POLITICS
10/03/2011 04:00 EDT | Updated 12/02/2011 05:12 EST

Northwest Territories Election: Crucial Vote In Bid For Province-Like Powers

Flickr: savillent

YELLOWKNIFE - Voters in the Northwest Territories go to the polls today in an election crucial to a bid for province-like powers.

The new government will have to tackle a proposed deal with Ottawa to give the territory control over its own land and resources — and the rich royalties they generate.

The agreement took years of talks and is widely supported in Yellowknife and the business community.

But most aboriginal leaders are unhappy with the role it would leave for them and want the deal blocked in the 19-seat legislature.

No government will emerge directly from the vote.

There are no political parties in the territory's consensus-style approach — the premier is chosen by elected legislature members.

He then picks a cabinet and the remaining members act as a kind of opposition.

N.W.T. elections are generally fought on local issues.
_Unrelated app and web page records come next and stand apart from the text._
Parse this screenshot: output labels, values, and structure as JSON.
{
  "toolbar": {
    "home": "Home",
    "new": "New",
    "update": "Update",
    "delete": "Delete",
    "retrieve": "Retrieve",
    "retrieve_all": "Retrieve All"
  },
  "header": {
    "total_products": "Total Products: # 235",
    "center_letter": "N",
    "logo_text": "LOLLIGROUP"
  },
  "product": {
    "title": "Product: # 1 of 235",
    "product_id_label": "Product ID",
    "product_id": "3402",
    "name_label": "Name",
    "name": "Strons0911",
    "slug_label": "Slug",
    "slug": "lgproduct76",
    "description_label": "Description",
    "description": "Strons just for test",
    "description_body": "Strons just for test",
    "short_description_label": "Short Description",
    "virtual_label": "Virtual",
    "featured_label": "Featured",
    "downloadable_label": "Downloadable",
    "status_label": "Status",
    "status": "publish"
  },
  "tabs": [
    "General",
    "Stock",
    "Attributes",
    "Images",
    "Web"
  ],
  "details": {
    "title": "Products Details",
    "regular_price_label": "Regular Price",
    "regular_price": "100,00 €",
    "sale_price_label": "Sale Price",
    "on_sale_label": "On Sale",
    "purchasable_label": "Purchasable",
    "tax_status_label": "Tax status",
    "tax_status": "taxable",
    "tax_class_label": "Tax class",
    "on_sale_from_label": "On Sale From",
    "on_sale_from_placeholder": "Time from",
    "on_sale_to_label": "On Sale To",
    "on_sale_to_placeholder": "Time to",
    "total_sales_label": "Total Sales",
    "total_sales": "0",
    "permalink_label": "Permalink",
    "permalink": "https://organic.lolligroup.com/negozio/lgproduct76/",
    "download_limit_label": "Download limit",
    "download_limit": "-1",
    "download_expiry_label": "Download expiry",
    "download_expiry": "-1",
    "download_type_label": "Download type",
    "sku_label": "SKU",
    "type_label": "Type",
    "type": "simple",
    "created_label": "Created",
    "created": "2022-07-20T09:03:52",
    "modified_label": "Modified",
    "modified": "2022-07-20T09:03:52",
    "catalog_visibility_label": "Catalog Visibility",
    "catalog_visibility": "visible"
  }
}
But this time it's different and some observers, including former premier Joe Handley, have said that unless the deal with Ottawa proceeds, the territorial government will become less and less relevant compared to aboriginal powers.

Nearly the entire territory is either covered by an aboriginal self-government agreement or under negotiation for one.
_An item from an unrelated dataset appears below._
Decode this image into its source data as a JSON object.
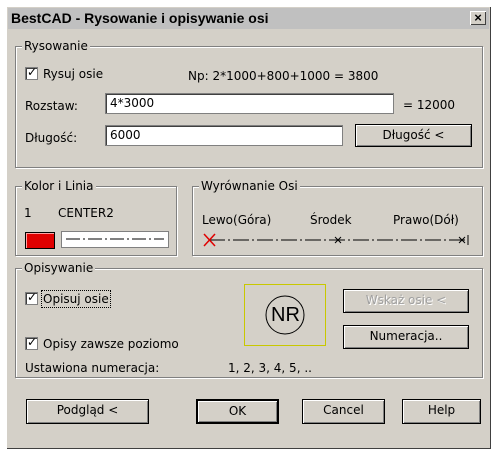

Without revenues from its resources, the territorial government will have less and less money to work with. The N.W.T. has nearly reached a federal borrowing cap that limits the territory's capacity for running deficits. At the same time, it's trying to build roads, bridges and hydro developments to take advantage of abundant mineral wealth and bring down the high cost of living.

That's on top of ongoing needs for upgraded education and health.

Northern residents may already be concluding that Yellowknife's legislature dome isn't where the action is.

Candidates have declined in every election since 1999, when 65 hopefuls sought seats. This time, the total is down to 47. There was one acclamation in 1999 compared with three this year.

— By Bob Weber in Edmonton